Look over a score of “tortured artist” memes and you won’t have trouble seeing ones with writers. Writers are often portrayed as full of angst, indecision, indecision because of angst, angst because of indecision.
Basically, the archetypical writer is in need of a good therapist.
In case you’re not aware, Isaac Asimov wrote hundreds of books… and not just in science fiction, for which he’s perhaps best remembered. In fact, his books cover most of the categories covered by Dewey Decimal Classification.
Not only that, he seemed to love to write. He wrote voraciously like some people read (and, of course, being a voracious reader enabled that).
So take a look. From ongoing learning to getting out of being stuck, there’s some good takeaways.
Basically, one’s happiness often dips right about now –it’s not just a Gen X thing– and goes back up later in the 50s into the 60s.
The really interesting thing I found from the article was that this phenomenon has been observed across cultures and even in other species of great apes (apparently, we all don’t feel so great at the same point in our lifecycle).
The motivation part of it comes deeper in the article where it’s speculated that the subsequent upswing in happiness (thus making the U curve) comes from a re-calibration of what one values of life — which is comforting, though I understand if that feels more like comfort in the Vulcan logic kind of way.

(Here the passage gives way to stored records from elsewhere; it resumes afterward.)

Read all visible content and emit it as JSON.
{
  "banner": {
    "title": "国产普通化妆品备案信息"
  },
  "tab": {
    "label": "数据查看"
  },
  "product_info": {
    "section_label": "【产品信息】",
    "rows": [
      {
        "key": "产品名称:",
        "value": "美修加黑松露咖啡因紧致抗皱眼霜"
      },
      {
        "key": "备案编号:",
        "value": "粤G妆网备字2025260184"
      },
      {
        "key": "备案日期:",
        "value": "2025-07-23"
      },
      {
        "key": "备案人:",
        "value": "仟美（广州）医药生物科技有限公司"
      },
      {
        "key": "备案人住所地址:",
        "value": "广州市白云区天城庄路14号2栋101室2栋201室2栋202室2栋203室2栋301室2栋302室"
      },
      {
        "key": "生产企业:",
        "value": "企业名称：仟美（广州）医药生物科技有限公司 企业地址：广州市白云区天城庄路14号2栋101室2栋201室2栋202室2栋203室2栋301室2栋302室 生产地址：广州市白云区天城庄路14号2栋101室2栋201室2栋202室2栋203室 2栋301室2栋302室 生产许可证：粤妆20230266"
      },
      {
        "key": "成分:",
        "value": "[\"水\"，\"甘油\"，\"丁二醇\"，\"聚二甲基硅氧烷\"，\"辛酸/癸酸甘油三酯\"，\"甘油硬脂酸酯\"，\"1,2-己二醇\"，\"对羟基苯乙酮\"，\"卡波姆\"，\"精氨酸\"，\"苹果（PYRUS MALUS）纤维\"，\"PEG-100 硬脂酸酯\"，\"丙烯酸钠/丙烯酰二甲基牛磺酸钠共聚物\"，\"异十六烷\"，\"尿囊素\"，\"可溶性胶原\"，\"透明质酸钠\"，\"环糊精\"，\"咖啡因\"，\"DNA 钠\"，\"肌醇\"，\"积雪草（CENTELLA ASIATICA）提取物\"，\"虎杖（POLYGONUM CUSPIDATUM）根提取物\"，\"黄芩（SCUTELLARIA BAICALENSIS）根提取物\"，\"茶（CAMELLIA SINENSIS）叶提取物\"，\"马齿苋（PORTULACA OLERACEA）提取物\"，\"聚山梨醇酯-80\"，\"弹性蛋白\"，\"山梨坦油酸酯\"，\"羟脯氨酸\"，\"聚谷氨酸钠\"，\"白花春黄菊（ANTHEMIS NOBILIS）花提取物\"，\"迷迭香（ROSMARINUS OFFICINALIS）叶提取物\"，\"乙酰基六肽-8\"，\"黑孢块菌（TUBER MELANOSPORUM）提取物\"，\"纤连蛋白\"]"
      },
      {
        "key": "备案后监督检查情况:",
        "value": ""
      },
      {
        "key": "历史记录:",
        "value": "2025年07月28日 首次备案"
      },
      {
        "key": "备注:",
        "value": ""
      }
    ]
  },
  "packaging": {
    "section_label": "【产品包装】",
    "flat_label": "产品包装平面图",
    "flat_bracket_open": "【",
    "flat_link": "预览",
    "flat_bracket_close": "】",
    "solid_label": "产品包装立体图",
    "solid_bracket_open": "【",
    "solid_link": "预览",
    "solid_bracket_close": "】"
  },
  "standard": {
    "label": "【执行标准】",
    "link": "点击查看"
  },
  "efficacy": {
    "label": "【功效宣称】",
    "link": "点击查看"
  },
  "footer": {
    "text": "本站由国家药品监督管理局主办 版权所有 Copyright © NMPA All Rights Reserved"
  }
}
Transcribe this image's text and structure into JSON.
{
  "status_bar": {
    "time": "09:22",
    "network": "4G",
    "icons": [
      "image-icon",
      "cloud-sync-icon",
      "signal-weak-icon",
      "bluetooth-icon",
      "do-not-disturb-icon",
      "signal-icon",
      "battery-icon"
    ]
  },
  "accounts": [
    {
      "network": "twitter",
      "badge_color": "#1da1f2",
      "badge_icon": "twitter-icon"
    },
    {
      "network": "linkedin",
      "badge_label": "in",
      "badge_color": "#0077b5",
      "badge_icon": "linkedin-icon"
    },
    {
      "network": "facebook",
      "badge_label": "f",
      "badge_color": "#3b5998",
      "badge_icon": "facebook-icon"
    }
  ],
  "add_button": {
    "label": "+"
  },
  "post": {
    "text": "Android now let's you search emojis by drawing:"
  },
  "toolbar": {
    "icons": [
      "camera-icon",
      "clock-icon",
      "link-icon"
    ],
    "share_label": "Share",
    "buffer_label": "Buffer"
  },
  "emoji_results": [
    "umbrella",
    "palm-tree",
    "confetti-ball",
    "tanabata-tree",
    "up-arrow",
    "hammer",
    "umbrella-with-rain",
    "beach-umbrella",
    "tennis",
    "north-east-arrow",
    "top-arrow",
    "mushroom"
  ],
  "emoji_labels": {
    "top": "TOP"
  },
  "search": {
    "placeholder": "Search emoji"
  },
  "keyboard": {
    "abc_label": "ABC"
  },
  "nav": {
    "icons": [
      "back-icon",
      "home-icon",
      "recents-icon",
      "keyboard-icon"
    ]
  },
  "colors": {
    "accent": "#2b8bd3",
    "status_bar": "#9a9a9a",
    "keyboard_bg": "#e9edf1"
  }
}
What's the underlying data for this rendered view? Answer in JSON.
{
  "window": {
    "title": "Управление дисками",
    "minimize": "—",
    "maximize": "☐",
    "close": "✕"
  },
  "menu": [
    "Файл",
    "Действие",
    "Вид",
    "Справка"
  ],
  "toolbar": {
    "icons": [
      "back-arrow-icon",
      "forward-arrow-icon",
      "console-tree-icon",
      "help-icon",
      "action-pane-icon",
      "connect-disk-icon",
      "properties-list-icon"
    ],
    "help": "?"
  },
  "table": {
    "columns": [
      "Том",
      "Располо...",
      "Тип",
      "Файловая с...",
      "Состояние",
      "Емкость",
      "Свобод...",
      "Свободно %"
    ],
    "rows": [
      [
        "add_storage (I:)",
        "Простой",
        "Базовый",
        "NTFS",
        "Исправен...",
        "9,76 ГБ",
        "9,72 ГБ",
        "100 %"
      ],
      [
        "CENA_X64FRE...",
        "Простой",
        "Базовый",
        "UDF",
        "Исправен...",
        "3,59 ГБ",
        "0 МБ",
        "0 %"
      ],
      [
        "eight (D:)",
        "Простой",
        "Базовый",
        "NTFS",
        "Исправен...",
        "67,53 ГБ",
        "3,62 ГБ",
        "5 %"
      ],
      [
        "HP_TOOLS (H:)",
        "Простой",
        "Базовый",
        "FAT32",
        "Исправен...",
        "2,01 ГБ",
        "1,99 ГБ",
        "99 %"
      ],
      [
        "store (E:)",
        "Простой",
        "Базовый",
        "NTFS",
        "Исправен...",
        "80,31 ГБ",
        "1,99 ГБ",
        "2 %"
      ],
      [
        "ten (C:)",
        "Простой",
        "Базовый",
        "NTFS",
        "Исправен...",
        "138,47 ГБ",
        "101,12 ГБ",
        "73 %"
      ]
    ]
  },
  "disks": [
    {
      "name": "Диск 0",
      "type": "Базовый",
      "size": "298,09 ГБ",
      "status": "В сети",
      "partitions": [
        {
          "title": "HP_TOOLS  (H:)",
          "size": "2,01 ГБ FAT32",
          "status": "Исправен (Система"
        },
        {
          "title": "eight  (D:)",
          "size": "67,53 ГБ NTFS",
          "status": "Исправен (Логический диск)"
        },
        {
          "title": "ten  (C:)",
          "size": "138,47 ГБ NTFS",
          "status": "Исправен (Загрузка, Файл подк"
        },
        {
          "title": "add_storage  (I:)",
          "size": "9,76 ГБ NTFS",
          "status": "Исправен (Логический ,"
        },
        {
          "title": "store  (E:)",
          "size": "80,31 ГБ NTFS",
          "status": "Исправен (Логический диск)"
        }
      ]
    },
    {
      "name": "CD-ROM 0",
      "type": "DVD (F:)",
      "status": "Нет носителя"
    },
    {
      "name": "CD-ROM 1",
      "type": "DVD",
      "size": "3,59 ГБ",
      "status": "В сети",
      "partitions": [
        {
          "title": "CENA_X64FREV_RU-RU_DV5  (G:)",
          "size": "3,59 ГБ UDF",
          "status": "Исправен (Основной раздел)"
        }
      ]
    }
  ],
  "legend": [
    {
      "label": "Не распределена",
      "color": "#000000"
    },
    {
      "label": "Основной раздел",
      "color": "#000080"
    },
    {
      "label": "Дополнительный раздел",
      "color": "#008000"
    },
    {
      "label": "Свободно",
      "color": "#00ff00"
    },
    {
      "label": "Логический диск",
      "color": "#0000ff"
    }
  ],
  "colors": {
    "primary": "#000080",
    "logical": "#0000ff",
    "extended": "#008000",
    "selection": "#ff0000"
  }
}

America has long had a paradoxical status as a Calvinistic Babylon, to reference historian Michael Kammen. To follow along that allegorical thought, if all hobbies ought to be hustles, leisure time itself is suspect. Being unproductive is almost sinful (and I’ll bet a bunch of you just had “the devil makes work for idle hands” pop into your head just now).
Definitely read the article above if that’s the case (or even if not). Do you work to live or live to work… and what do you get out of it? There’s a bunch of great lines in the piece, but one stands out for me:
“Our jobs were never meant to shoulder the burdens of a faith, and they are buckling under the weight.”
Many of my gamer friends have various Warhammer and related armies and I know my efforts are not remotely in their league. They paint minis regularly. In fact, for several, it’s a bona fide hobby. One preditor friend (that’s producer-editor for the uninitiated) has taken to painting miniatures quite expertly since directing a feature where D&D plays a central role. All but a handful of the denizens in her miniature army are used in D&D games: it’s mainly about the painting. In other words, the journey, the act of painting, is the joy. And that’s what I found here. I mean, I’m really hopeful we have plenty of fun with the game, but just the painting was a lot of fun and relaxing — even as I obsessed about details (though as you can see from the picture, not too much).
I’ve also long suspected that a significant percentage of many people’s urges to turn hobbies into hustles is to feed the “must-keep-busy” monster. Speaking as someone whose thoughts have turned to that frequently, that monster is forever insatiable. As Molly Conway writes in an article last month, it’s a trap. Go on hikes without being a guide. Learn to be a better baker without selling your wares at a local farmer’s market. Better yet, don’t feel the need to have any wares if you don’t need to. The enjoyment you get from things that don’t bring money can filter into the the things that do.
Or you might just have to enjoy the leisure time without quantifying it. That works too.
A perfect example of simply making art is Inktober, an annual event to do an ink drawing every day during October. I did this with my son –and moms and dads reading this, that’s reason enough to give it a go. Because while I tried things with shading and perspective that were hit or miss, he developed recurring story elements in the scenes he drew throughout the month that was a delight to witness (and on a parental note, it was a good transition to bedtime).
So go ahead, get your art on, whatever way you want to. You don’t need to share it with anyone. Science has your back.